Action item = Set down all of the records exactly, leaving none out.
*** Data to process Section Begins ***
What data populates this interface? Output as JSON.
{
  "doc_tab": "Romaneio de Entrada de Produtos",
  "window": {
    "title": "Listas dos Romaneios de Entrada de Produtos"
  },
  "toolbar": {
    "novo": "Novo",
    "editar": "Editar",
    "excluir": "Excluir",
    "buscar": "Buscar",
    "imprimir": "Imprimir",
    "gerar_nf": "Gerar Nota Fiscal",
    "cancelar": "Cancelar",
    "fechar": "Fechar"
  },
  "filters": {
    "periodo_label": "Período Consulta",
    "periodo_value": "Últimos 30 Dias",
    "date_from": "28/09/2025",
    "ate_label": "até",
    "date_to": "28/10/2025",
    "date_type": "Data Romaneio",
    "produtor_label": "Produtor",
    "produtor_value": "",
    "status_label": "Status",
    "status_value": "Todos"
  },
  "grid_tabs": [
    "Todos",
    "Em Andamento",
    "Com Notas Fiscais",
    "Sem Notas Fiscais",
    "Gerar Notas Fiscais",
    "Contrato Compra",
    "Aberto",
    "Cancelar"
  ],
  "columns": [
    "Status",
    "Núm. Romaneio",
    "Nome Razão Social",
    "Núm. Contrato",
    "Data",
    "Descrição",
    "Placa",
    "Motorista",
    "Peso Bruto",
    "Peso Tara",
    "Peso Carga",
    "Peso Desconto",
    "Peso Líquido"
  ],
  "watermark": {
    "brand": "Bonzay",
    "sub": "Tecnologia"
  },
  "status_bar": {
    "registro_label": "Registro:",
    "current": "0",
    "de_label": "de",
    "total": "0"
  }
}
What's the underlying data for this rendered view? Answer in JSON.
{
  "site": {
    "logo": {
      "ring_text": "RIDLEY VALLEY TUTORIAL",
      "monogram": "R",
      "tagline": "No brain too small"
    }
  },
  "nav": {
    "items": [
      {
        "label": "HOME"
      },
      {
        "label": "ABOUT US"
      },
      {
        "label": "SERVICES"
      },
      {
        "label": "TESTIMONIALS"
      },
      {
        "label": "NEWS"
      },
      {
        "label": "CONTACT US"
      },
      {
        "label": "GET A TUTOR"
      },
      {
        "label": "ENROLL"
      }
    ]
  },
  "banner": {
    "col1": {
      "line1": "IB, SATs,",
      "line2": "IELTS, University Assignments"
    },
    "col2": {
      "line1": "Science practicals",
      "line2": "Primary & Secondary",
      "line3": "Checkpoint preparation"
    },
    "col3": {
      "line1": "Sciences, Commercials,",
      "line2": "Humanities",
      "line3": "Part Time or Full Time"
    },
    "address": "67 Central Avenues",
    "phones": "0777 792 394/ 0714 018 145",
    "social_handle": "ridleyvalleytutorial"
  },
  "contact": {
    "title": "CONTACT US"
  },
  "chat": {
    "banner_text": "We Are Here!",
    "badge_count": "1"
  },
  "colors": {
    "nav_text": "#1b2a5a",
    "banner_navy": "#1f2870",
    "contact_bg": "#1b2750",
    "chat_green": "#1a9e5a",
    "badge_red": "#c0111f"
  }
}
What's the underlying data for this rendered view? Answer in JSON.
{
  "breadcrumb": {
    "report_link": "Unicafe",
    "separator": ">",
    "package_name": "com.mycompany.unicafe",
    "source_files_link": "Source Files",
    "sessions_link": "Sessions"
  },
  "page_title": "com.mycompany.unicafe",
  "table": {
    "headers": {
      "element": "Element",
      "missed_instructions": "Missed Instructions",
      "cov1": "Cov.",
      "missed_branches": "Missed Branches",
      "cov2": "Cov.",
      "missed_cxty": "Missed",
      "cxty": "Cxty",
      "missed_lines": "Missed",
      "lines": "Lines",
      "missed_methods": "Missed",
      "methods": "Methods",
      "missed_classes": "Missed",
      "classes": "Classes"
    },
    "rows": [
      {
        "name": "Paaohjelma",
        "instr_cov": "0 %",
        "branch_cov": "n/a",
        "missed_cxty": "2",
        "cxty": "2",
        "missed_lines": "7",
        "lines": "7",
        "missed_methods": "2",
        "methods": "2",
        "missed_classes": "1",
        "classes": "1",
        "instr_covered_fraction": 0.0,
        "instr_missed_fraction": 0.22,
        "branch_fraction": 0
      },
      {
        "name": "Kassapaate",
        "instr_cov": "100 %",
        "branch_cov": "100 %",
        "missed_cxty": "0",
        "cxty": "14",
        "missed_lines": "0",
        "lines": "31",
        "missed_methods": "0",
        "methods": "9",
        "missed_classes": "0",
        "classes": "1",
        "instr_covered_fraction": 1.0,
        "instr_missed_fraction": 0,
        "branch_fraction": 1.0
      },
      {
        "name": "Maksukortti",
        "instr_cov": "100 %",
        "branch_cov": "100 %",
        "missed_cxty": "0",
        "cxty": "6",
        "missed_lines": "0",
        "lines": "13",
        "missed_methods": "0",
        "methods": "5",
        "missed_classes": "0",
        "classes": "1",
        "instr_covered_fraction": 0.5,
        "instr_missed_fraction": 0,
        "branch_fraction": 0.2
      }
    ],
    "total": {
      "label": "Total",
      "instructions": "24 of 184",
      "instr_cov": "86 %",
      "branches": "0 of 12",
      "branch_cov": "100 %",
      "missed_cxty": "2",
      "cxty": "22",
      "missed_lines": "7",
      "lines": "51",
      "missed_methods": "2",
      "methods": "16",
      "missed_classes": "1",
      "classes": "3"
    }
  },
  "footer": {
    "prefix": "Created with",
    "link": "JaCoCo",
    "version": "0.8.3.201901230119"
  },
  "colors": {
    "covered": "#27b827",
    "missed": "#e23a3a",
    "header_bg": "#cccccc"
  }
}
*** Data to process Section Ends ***
Task output =
What data populates this interface? Output as JSON.
{
  "doc_tab": "Romaneio de Entrada de Produtos",
  "window": {
    "title": "Listas dos Romaneios de Entrada de Produtos"
  },
  "toolbar": {
    "novo": "Novo",
    "editar": "Editar",
    "excluir": "Excluir",
    "buscar": "Buscar",
    "imprimir": "Imprimir",
    "gerar_nf": "Gerar Nota Fiscal",
    "cancelar": "Cancelar",
    "fechar": "Fechar"
  },
  "filters": {
    "periodo_label": "Período Consulta",
    "periodo_value": "Últimos 30 Dias",
    "date_from": "28/09/2025",
    "ate_label": "até",
    "date_to": "28/10/2025",
    "date_type": "Data Romaneio",
    "produtor_label": "Produtor",
    "produtor_value": "",
    "status_label": "Status",
    "status_value": "Todos"
  },
  "grid_tabs": [
    "Todos",
    "Em Andamento",
    "Com Notas Fiscais",
    "Sem Notas Fiscais",
    "Gerar Notas Fiscais",
    "Contrato Compra",
    "Aberto",
    "Cancelar"
  ],
  "columns": [
    "Status",
    "Núm. Romaneio",
    "Nome Razão Social",
    "Núm. Contrato",
    "Data",
    "Descrição",
    "Placa",
    "Motorista",
    "Peso Bruto",
    "Peso Tara",
    "Peso Carga",
    "Peso Desconto",
    "Peso Líquido"
  ],
  "watermark": {
    "brand": "Bonzay",
    "sub": "Tecnologia"
  },
  "status_bar": {
    "registro_label": "Registro:",
    "current": "0",
    "de_label": "de",
    "total": "0"
  }
}
What's the underlying data for this rendered view? Answer in JSON.
{
  "site": {
    "logo": {
      "ring_text": "RIDLEY VALLEY TUTORIAL",
      "monogram": "R",
      "tagline": "No brain too small"
    }
  },
  "nav": {
    "items": [
      {
        "label": "HOME"
      },
      {
        "label": "ABOUT US"
      },
      {
        "label": "SERVICES"
      },
      {
        "label": "TESTIMONIALS"
      },
      {
        "label": "NEWS"
      },
      {
        "label": "CONTACT US"
      },
      {
        "label": "GET A TUTOR"
      },
      {
        "label": "ENROLL"
      }
    ]
  },
  "banner": {
    "col1": {
      "line1": "IB, SATs,",
      "line2": "IELTS, University Assignments"
    },
    "col2": {
      "line1": "Science practicals",
      "line2": "Primary & Secondary",
      "line3": "Checkpoint preparation"
    },
    "col3": {
      "line1": "Sciences, Commercials,",
      "line2": "Humanities",
      "line3": "Part Time or Full Time"
    },
    "address": "67 Central Avenues",
    "phones": "0777 792 394/ 0714 018 145",
    "social_handle": "ridleyvalleytutorial"
  },
  "contact": {
    "title": "CONTACT US"
  },
  "chat": {
    "banner_text": "We Are Here!",
    "badge_count": "1"
  },
  "colors": {
    "nav_text": "#1b2a5a",
    "banner_navy": "#1f2870",
    "contact_bg": "#1b2750",
    "chat_green": "#1a9e5a",
    "badge_red": "#c0111f"
  }
}
What's the underlying data for this rendered view? Answer in JSON.
{
  "breadcrumb": {
    "report_link": "Unicafe",
    "separator": ">",
    "package_name": "com.mycompany.unicafe",
    "source_files_link": "Source Files",
    "sessions_link": "Sessions"
  },
  "page_title": "com.mycompany.unicafe",
  "table": {
    "headers": {
      "element": "Element",
      "missed_instructions": "Missed Instructions",
      "cov1": "Cov.",
      "missed_branches": "Missed Branches",
      "cov2": "Cov.",
      "missed_cxty": "Missed",
      "cxty": "Cxty",
      "missed_lines": "Missed",
      "lines": "Lines",
      "missed_methods": "Missed",
      "methods": "Methods",
      "missed_classes": "Missed",
      "classes": "Classes"
    },
    "rows": [
      {
        "name": "Paaohjelma",
        "instr_cov": "0 %",
        "branch_cov": "n/a",
        "missed_cxty": "2",
        "cxty": "2",
        "missed_lines": "7",
        "lines": "7",
        "missed_methods": "2",
        "methods": "2",
        "missed_classes": "1",
        "classes": "1",
        "instr_covered_fraction": 0.0,
        "instr_missed_fraction": 0.22,
        "branch_fraction": 0
      },
      {
        "name": "Kassapaate",
        "instr_cov": "100 %",
        "branch_cov": "100 %",
        "missed_cxty": "0",
        "cxty": "14",
        "missed_lines": "0",
        "lines": "31",
        "missed_methods": "0",
        "methods": "9",
        "missed_classes": "0",
        "classes": "1",
        "instr_covered_fraction": 1.0,
        "instr_missed_fraction": 0,
        "branch_fraction": 1.0
      },
      {
        "name": "Maksukortti",
        "instr_cov": "100 %",
        "branch_cov": "100 %",
        "missed_cxty": "0",
        "cxty": "6",
        "missed_lines": "0",
        "lines": "13",
        "missed_methods": "0",
        "methods": "5",
        "missed_classes": "0",
        "classes": "1",
        "instr_covered_fraction": 0.5,
        "instr_missed_fraction": 0,
        "branch_fraction": 0.2
      }
    ],
    "total": {
      "label": "Total",
      "instructions": "24 of 184",
      "instr_cov": "86 %",
      "branches": "0 of 12",
      "branch_cov": "100 %",
      "missed_cxty": "2",
      "cxty": "22",
      "missed_lines": "7",
      "lines": "51",
      "missed_methods": "2",
      "methods": "16",
      "missed_classes": "1",
      "classes": "3"
    }
  },
  "footer": {
    "prefix": "Created with",
    "link": "JaCoCo",
    "version": "0.8.3.201901230119"
  },
  "colors": {
    "covered": "#27b827",
    "missed": "#e23a3a",
    "header_bg": "#cccccc"
  }
}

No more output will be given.